Mandrakes and the MagicianBy Rabbi Jack Abramowitz
Reuven went for a walk during the wheat harvest, when he found some mandrakes. He brought some back to his mother, Leah. (The mandrake was used as an aphrodisiac and Reuven was aware that his mother wanted to have more children.) Rachel saw this and asked Leah to share. Leah’s response was defensive. “It’s not enough that you’ve taken my husband?” Rachel offered a deal: it was her turn for Yaakov to sleep in her tent. She would trade that turn for the mandrakes. This arrangement was agreeable to all parties, so Leah went out to meet Yaakov and to inform him of the change in plans.
That night, Leah conceived a son, whom she named Yisachar (Issachar), since G-d had rewarded her. She later bore her sixth (and final) son, whom she named Zevulun (Zebulon), indicating her hope that Yaakov reside with her permanently. After that, Leah had a daughter, whom she named Dinah, from the word for judgment. (There is an opinion that each of Yaakov’s sons had a twin sister – see, for example, Genesis 37:35. If so, Dinah may be the only one named because she’s the only one who figures into the narrative.)

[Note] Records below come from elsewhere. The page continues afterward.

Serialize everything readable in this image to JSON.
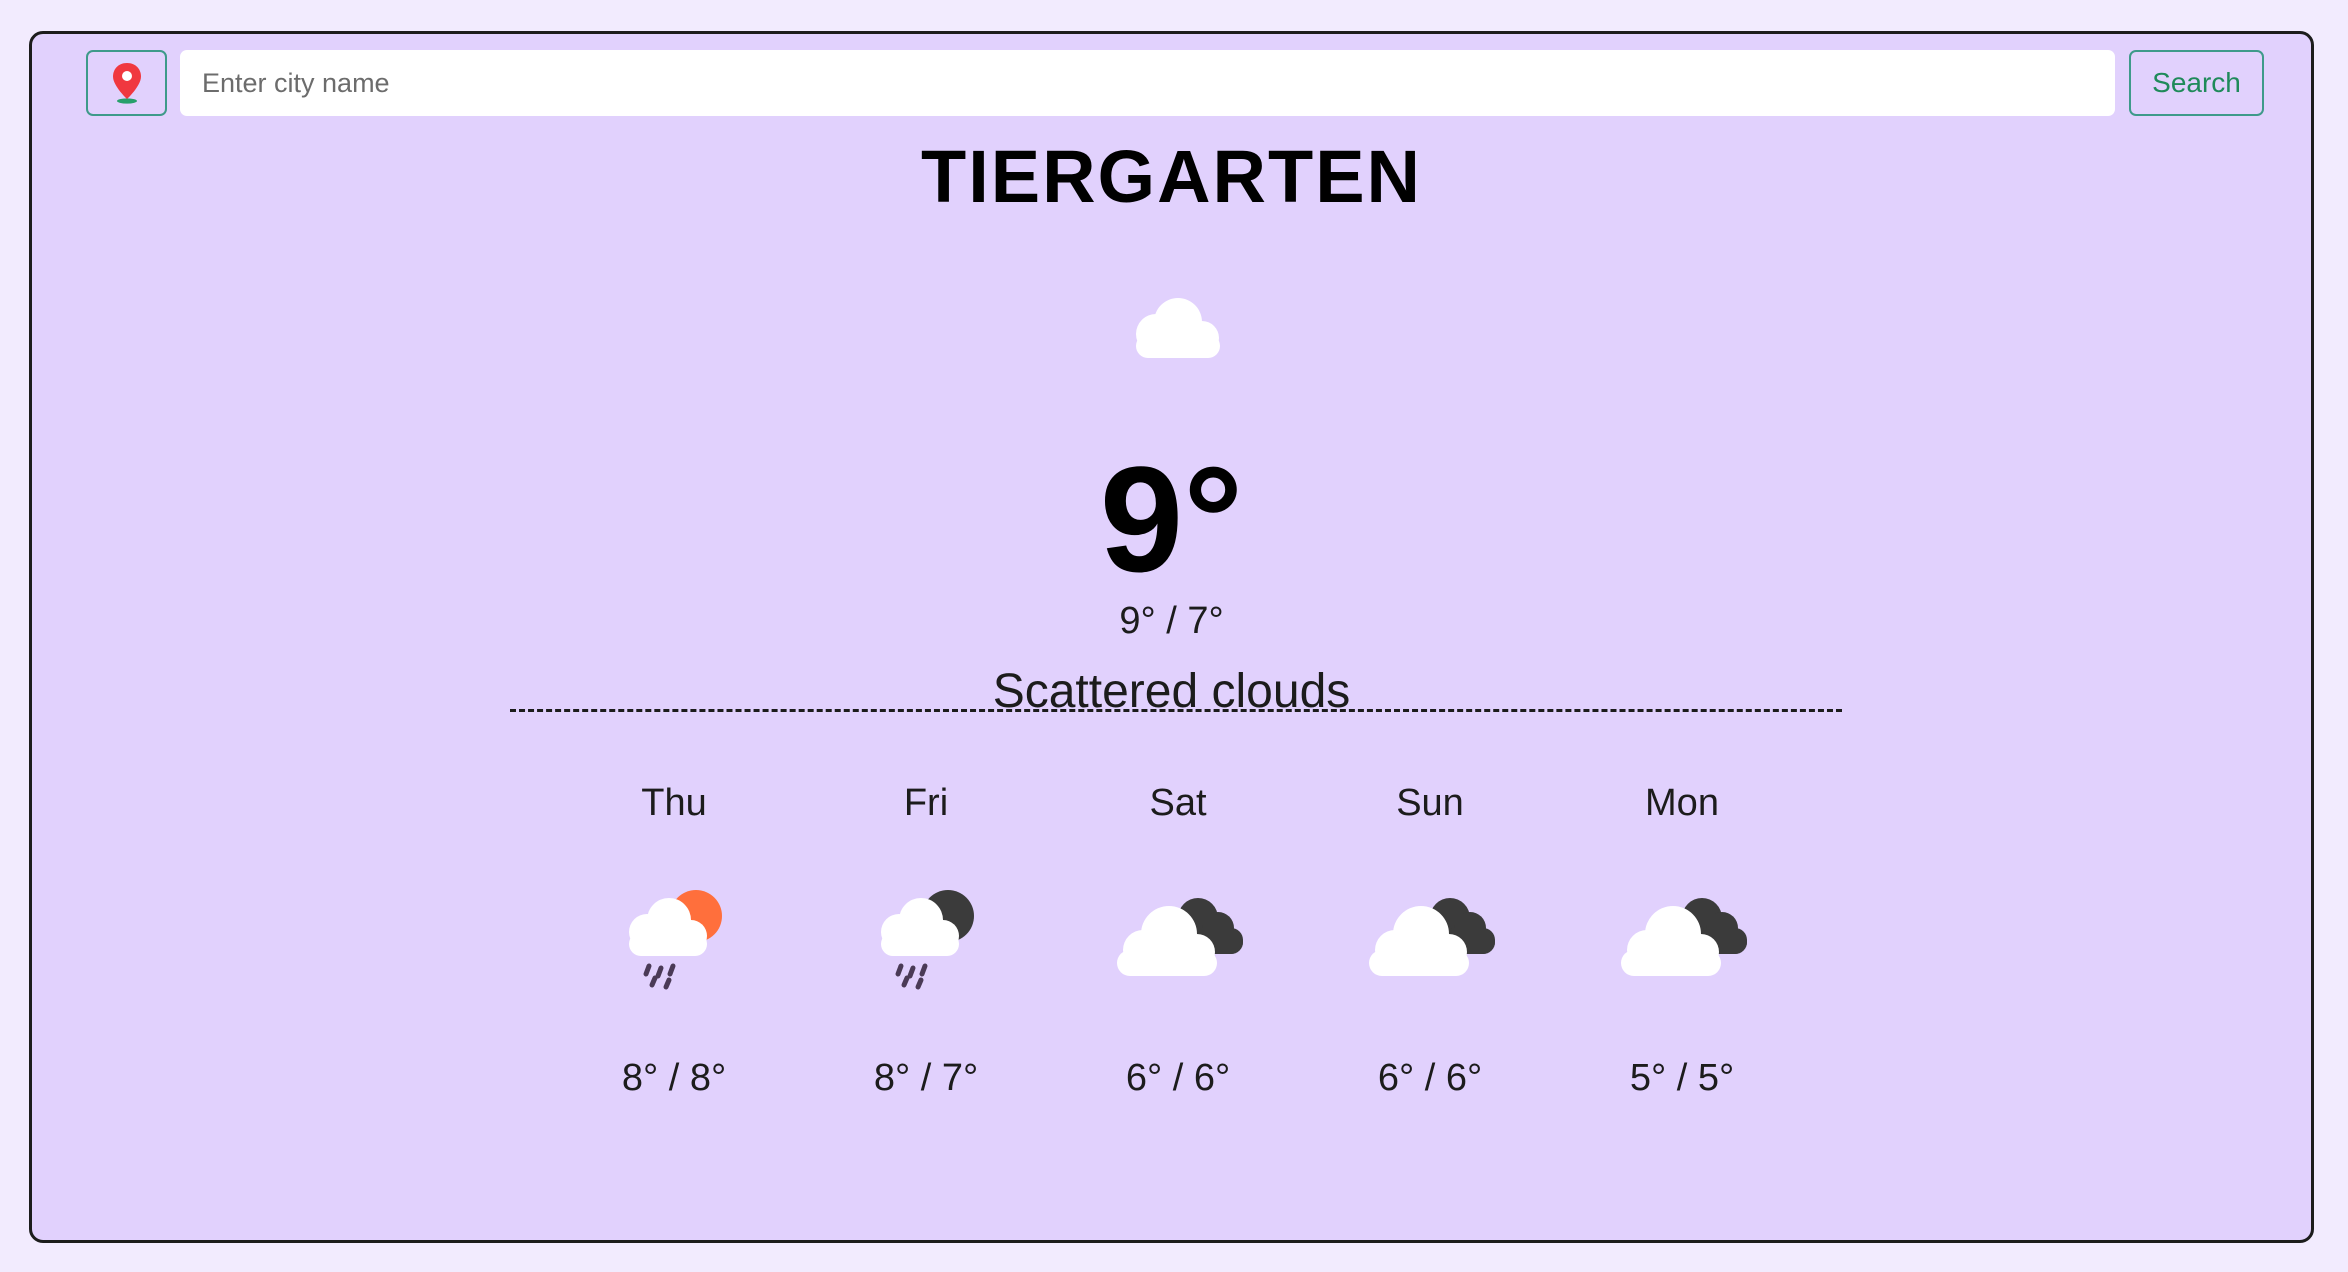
{
  "search": {
    "placeholder": "Enter city name",
    "button_label": "Search",
    "location_icon": "map-pin-icon"
  },
  "current": {
    "city": "TIERGARTEN",
    "icon": "cloud-icon",
    "temperature": "9°",
    "high_low": "9° / 7°",
    "description": "Scattered clouds"
  },
  "forecast": [
    {
      "day": "Thu",
      "icon": "rain-sun-cloud-icon",
      "temps": "8° / 8°"
    },
    {
      "day": "Fri",
      "icon": "rain-moon-cloud-icon",
      "temps": "8° / 7°"
    },
    {
      "day": "Sat",
      "icon": "dark-clouds-icon",
      "temps": "6° / 6°"
    },
    {
      "day": "Sun",
      "icon": "dark-clouds-icon",
      "temps": "6° / 6°"
    },
    {
      "day": "Mon",
      "icon": "dark-clouds-icon",
      "temps": "5° / 5°"
    }
  ],
  "colors": {
    "page_bg": "#f2ebfe",
    "card_bg": "#e1d1fd",
    "accent": "#3e9a8a",
    "search_text": "#1f8a5a",
    "pin": "#f0383f",
    "sun": "#ff6f3c",
    "dark_cloud": "#3b3b3b"
  }
}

G-d paid special attention to Rachel and permitted her to conceive. She had a son, whom she named Yosef (Joseph), indicating her desire that G-d should increase her offspring.
After Yosef’s birth, Yaakov told Lavan that he wanted to settle up their tab and return to the land of Israel. Lavan told Yaakov that he was well aware – by means of sorcery – that his prosperity was due to Yaakov. Therefore, he told Yaakov to name his own wages for all his work. (As was the case with Efron the Hittite, we will see that this offer is not quite so magnanimous as it first seems.)